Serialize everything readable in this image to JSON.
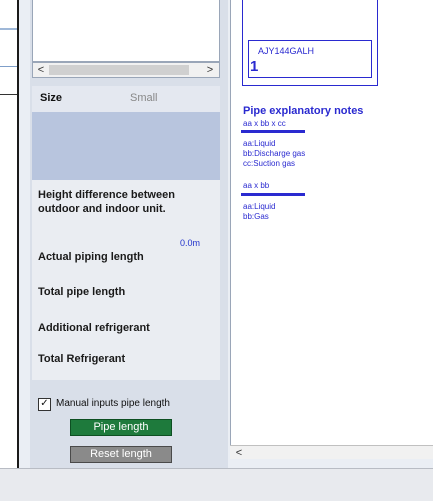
{
  "preview": {
    "scroll_left": "<",
    "scroll_right": ">"
  },
  "size": {
    "label": "Size",
    "value": "Small"
  },
  "params": {
    "height_diff_label": "Height difference between outdoor and indoor unit.",
    "height_diff_value": "0.0m",
    "actual_piping_label": "Actual piping length",
    "total_pipe_label": "Total pipe length",
    "additional_refrigerant_label": "Additional refrigerant",
    "total_refrigerant_label": "Total Refrigerant"
  },
  "manual_inputs": {
    "checked": true,
    "check_mark": "✓",
    "label": "Manual inputs pipe length"
  },
  "buttons": {
    "pipe_length": "Pipe length",
    "reset_length": "Reset length"
  },
  "drawing": {
    "model_name": "AJY144GALH",
    "unit_count": "1",
    "notes_title": "Pipe explanatory notes",
    "group1_header": "aa x bb x cc",
    "group1_items": [
      "aa:Liquid",
      "bb:Discharge gas",
      "cc:Suction gas"
    ],
    "group2_header": "aa x bb",
    "group2_items": [
      "aa:Liquid",
      "bb:Gas"
    ],
    "scroll_left": "<"
  },
  "colors": {
    "accent_blue": "#2a2ad0",
    "pipe_button": "#1e7a3c",
    "reset_button": "#8a8a8a"
  }
}
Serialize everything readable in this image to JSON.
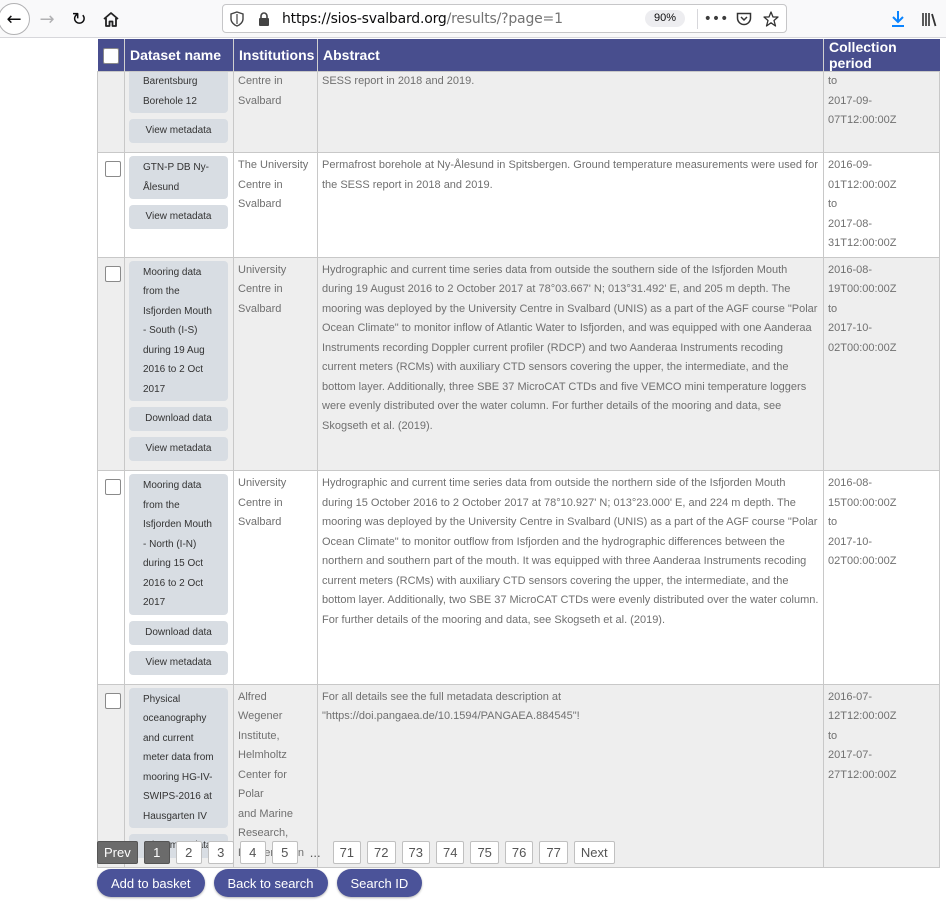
{
  "browser": {
    "url_main": "https://sios-svalbard.org",
    "url_rest": "/results/?page=1",
    "zoom": "90%",
    "more_icon": "•••"
  },
  "table": {
    "headers": [
      "Dataset name",
      "Institutions",
      "Abstract",
      "Collection period"
    ],
    "rows": [
      {
        "name_lines": [
          "Barentsburg",
          "Borehole 12"
        ],
        "institution_lines": [
          "Centre in",
          "Svalbard"
        ],
        "abstract": "SESS report in 2018 and 2019.",
        "period_lines": [
          "to",
          "2017-09-07T12:00:00Z"
        ],
        "buttons": [
          "View metadata"
        ],
        "has_checkbox": false
      },
      {
        "name_lines": [
          "GTN-P DB Ny-",
          "Ålesund"
        ],
        "institution_lines": [
          "The University",
          "Centre in",
          "Svalbard"
        ],
        "abstract": "Permafrost borehole at Ny-Ålesund in Spitsbergen. Ground temperature measurements were used for the SESS report in 2018 and 2019.",
        "period_lines": [
          "2016-09-01T12:00:00Z",
          "to",
          "2017-08-31T12:00:00Z"
        ],
        "buttons": [
          "View metadata"
        ],
        "has_checkbox": true
      },
      {
        "name_lines": [
          "Mooring data",
          "from the",
          "Isfjorden Mouth",
          "- South (I-S)",
          "during 19 Aug",
          "2016 to 2 Oct",
          "2017"
        ],
        "institution_lines": [
          "University",
          "Centre in",
          "Svalbard"
        ],
        "abstract": "Hydrographic and current time series data from outside the southern side of the Isfjorden Mouth during 19 August 2016 to 2 October 2017 at 78°03.667' N; 013°31.492' E, and 205 m depth. The mooring was deployed by the University Centre in Svalbard (UNIS) as a part of the AGF course \"Polar Ocean Climate\" to monitor inflow of Atlantic Water to Isfjorden, and was equipped with one Aanderaa Instruments recording Doppler current profiler (RDCP) and two Aanderaa Instruments recoding current meters (RCMs) with auxiliary CTD sensors covering the upper, the intermediate, and the bottom layer. Additionally, three SBE 37 MicroCAT CTDs and five VEMCO mini temperature loggers were evenly distributed over the water column. For further details of the mooring and data, see Skogseth et al. (2019).",
        "period_lines": [
          "2016-08-19T00:00:00Z",
          "to",
          "2017-10-02T00:00:00Z"
        ],
        "buttons": [
          "Download data",
          "View metadata"
        ],
        "has_checkbox": true
      },
      {
        "name_lines": [
          "Mooring data",
          "from the",
          "Isfjorden Mouth",
          "- North (I-N)",
          "during 15 Oct",
          "2016 to 2 Oct",
          "2017"
        ],
        "institution_lines": [
          "University",
          "Centre in",
          "Svalbard"
        ],
        "abstract": "Hydrographic and current time series data from outside the northern side of the Isfjorden Mouth during 15 October 2016 to 2 October 2017 at 78°10.927' N; 013°23.000' E, and 224 m depth. The mooring was deployed by the University Centre in Svalbard (UNIS) as a part of the AGF course \"Polar Ocean Climate\" to monitor outflow from Isfjorden and the hydrographic differences between the northern and southern part of the mouth. It was equipped with three Aanderaa Instruments recoding current meters (RCMs) with auxiliary CTD sensors covering the upper, the intermediate, and the bottom layer. Additionally, two SBE 37 MicroCAT CTDs were evenly distributed over the water column. For further details of the mooring and data, see Skogseth et al. (2019).",
        "period_lines": [
          "2016-08-15T00:00:00Z",
          "to",
          "2017-10-02T00:00:00Z"
        ],
        "buttons": [
          "Download data",
          "View metadata"
        ],
        "has_checkbox": true
      },
      {
        "name_lines": [
          "Physical",
          "oceanography",
          "and current",
          "meter data from",
          "mooring HG-IV-",
          "SWIPS-2016 at",
          "Hausgarten IV"
        ],
        "institution_lines": [
          "Alfred Wegener",
          "Institute,",
          "Helmholtz",
          "Center for Polar",
          "and Marine",
          "Research,",
          "Bremerhaven"
        ],
        "abstract": "For all details see the full metadata description at \"https://doi.pangaea.de/10.1594/PANGAEA.884545\"!",
        "period_lines": [
          "2016-07-12T12:00:00Z",
          "to",
          "2017-07-27T12:00:00Z"
        ],
        "buttons": [
          "View metadata"
        ],
        "has_checkbox": true
      }
    ]
  },
  "pager": {
    "prev": "Prev",
    "pages": [
      "1",
      "2",
      "3",
      "4",
      "5",
      "...",
      "71",
      "72",
      "73",
      "74",
      "75",
      "76",
      "77"
    ],
    "next": "Next",
    "current": "1"
  },
  "actions": {
    "basket": "Add to basket",
    "back": "Back to search",
    "search_id": "Search ID"
  }
}
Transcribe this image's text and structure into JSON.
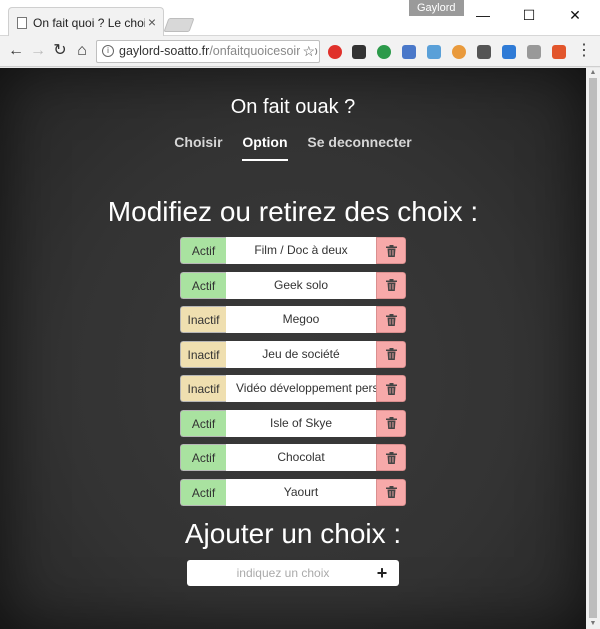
{
  "browser": {
    "tab_title": "On fait quoi ? Le choix al",
    "tab_close": "×",
    "profile_name": "Gaylord",
    "window_controls": {
      "minimize": "—",
      "maximize": "☐",
      "close": "✕"
    },
    "url_host": "gaylord-soatto.fr",
    "url_path": "/onfaitquoicesoir/op"
  },
  "site": {
    "title": "On fait ouak ?",
    "nav": [
      {
        "label": "Choisir",
        "active": false
      },
      {
        "label": "Option",
        "active": true
      },
      {
        "label": "Se deconnecter",
        "active": false
      }
    ]
  },
  "modify": {
    "heading": "Modifiez ou retirez des choix :",
    "items": [
      {
        "status": "Actif",
        "label": "Film / Doc à deux"
      },
      {
        "status": "Actif",
        "label": "Geek solo"
      },
      {
        "status": "Inactif",
        "label": "Megoo"
      },
      {
        "status": "Inactif",
        "label": "Jeu de société"
      },
      {
        "status": "Inactif",
        "label": "Vidéo développement perso"
      },
      {
        "status": "Actif",
        "label": "Isle of Skye"
      },
      {
        "status": "Actif",
        "label": "Chocolat"
      },
      {
        "status": "Actif",
        "label": "Yaourt"
      }
    ],
    "delete_icon": "trash-icon"
  },
  "add": {
    "heading": "Ajouter un choix :",
    "placeholder": "indiquez un choix",
    "button": "+"
  },
  "colors": {
    "active": "#a9e2a0",
    "inactive": "#efdfb0",
    "delete": "#f7a9a9",
    "background": "#333333"
  }
}
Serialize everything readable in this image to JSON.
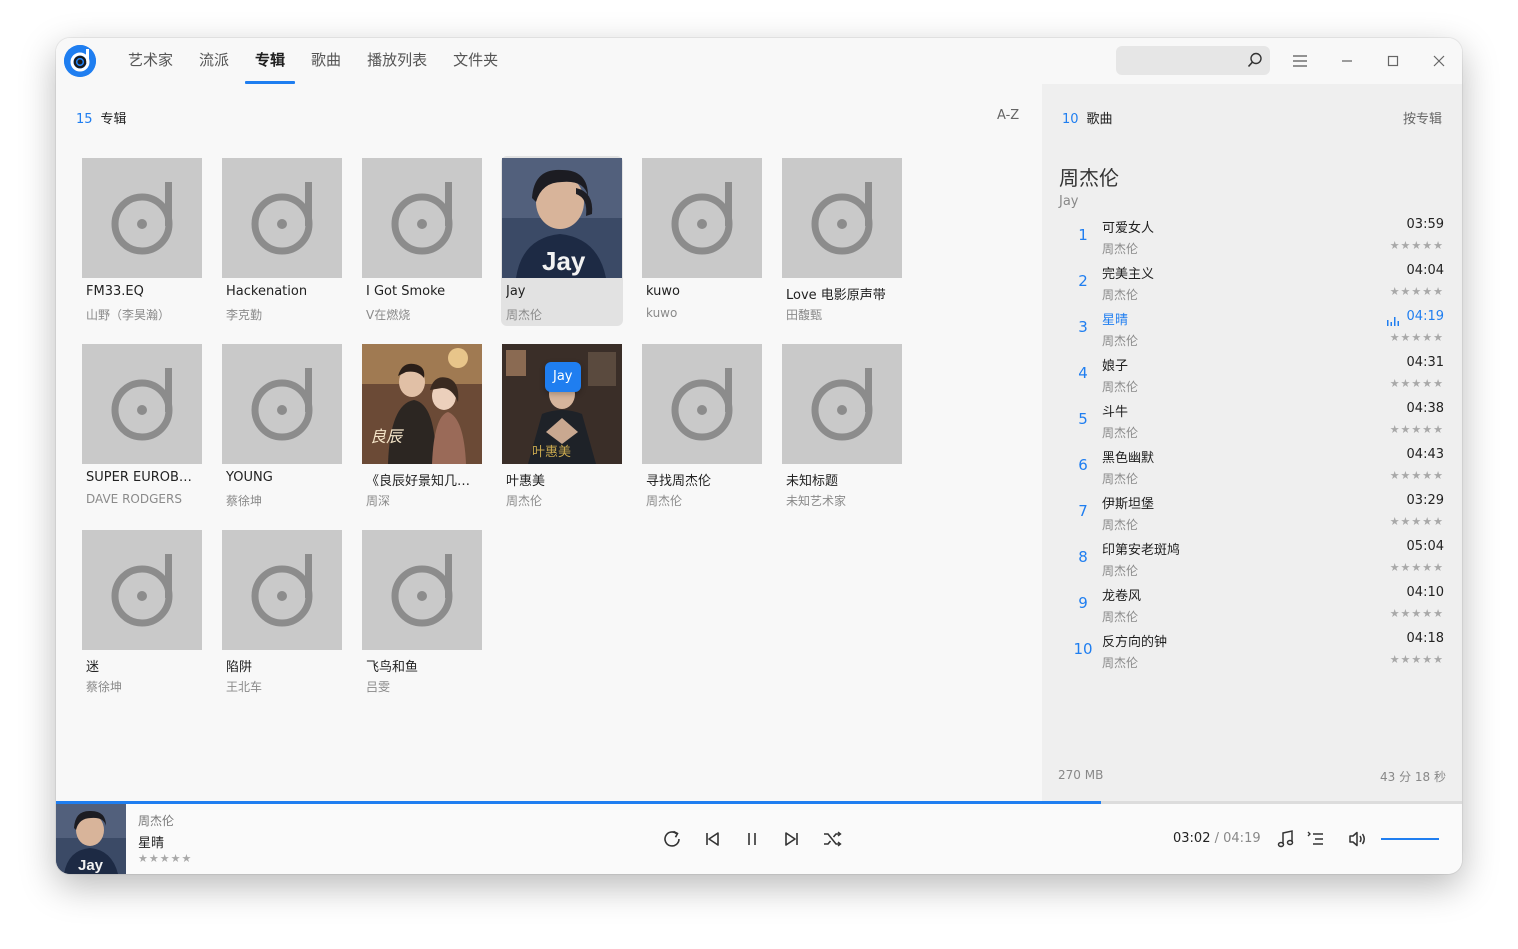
{
  "app": {
    "nav_tabs": [
      {
        "label": "艺术家"
      },
      {
        "label": "流派"
      },
      {
        "label": "专辑"
      },
      {
        "label": "歌曲"
      },
      {
        "label": "播放列表"
      },
      {
        "label": "文件夹"
      }
    ],
    "active_tab": "专辑",
    "search": {
      "value": "",
      "placeholder": ""
    },
    "accent_color": "#1f7ef0"
  },
  "albums_pane": {
    "count": "15",
    "label": "专辑",
    "sort_label": "A-Z",
    "tooltip": "Jay",
    "albums": [
      {
        "name": "FM33.EQ",
        "artist": "山野（李昊瀚）",
        "cover": "default"
      },
      {
        "name": "Hackenation",
        "artist": "李克勤",
        "cover": "default"
      },
      {
        "name": "I Got Smoke",
        "artist": "V在燃烧",
        "cover": "default"
      },
      {
        "name": "Jay",
        "artist": "周杰伦",
        "cover": "jay"
      },
      {
        "name": "kuwo",
        "artist": "kuwo",
        "cover": "default"
      },
      {
        "name": "Love 电影原声带",
        "artist": "田馥甄",
        "cover": "default"
      },
      {
        "name": "SUPER EUROBEAT...",
        "artist": "DAVE RODGERS",
        "cover": "default"
      },
      {
        "name": "YOUNG",
        "artist": "蔡徐坤",
        "cover": "default"
      },
      {
        "name": "《良辰好景知几何...",
        "artist": "周深",
        "cover": "drama"
      },
      {
        "name": "叶惠美",
        "artist": "周杰伦",
        "cover": "yehuimei"
      },
      {
        "name": "寻找周杰伦",
        "artist": "周杰伦",
        "cover": "default"
      },
      {
        "name": "未知标题",
        "artist": "未知艺术家",
        "cover": "default"
      },
      {
        "name": "迷",
        "artist": "蔡徐坤",
        "cover": "default"
      },
      {
        "name": "陷阱",
        "artist": "王北车",
        "cover": "default"
      },
      {
        "name": "飞鸟和鱼",
        "artist": "吕雯",
        "cover": "default"
      }
    ]
  },
  "songs_pane": {
    "count": "10",
    "label": "歌曲",
    "sort_label": "按专辑",
    "artist": "周杰伦",
    "album": "Jay",
    "songs": [
      {
        "num": "1",
        "title": "可爱女人",
        "singer": "周杰伦",
        "duration": "03:59",
        "stars": "★★★★★"
      },
      {
        "num": "2",
        "title": "完美主义",
        "singer": "周杰伦",
        "duration": "04:04",
        "stars": "★★★★★"
      },
      {
        "num": "3",
        "title": "星晴",
        "singer": "周杰伦",
        "duration": "04:19",
        "stars": "★★★★★",
        "playing": true
      },
      {
        "num": "4",
        "title": "娘子",
        "singer": "周杰伦",
        "duration": "04:31",
        "stars": "★★★★★"
      },
      {
        "num": "5",
        "title": "斗牛",
        "singer": "周杰伦",
        "duration": "04:38",
        "stars": "★★★★★"
      },
      {
        "num": "6",
        "title": "黑色幽默",
        "singer": "周杰伦",
        "duration": "04:43",
        "stars": "★★★★★"
      },
      {
        "num": "7",
        "title": "伊斯坦堡",
        "singer": "周杰伦",
        "duration": "03:29",
        "stars": "★★★★★"
      },
      {
        "num": "8",
        "title": "印第安老斑鸠",
        "singer": "周杰伦",
        "duration": "05:04",
        "stars": "★★★★★"
      },
      {
        "num": "9",
        "title": "龙卷风",
        "singer": "周杰伦",
        "duration": "04:10",
        "stars": "★★★★★"
      },
      {
        "num": "10",
        "title": "反方向的钟",
        "singer": "周杰伦",
        "duration": "04:18",
        "stars": "★★★★★"
      }
    ],
    "size": "270 MB",
    "total_time": "43 分 18 秒"
  },
  "player": {
    "artist": "周杰伦",
    "title": "星晴",
    "stars": "★★★★★",
    "current_time": "03:02",
    "separator": "/",
    "total_time": "04:19",
    "progress": 0.743,
    "volume": 1.0
  }
}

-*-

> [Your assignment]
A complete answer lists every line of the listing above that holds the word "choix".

> [Response to this task]
    "tab_title": "On fait quoi ? Le choix al",
    "heading": "Modifiez ou retirez des choix :",
    "heading": "Ajouter un choix :",
    "placeholder": "indiquez un choix",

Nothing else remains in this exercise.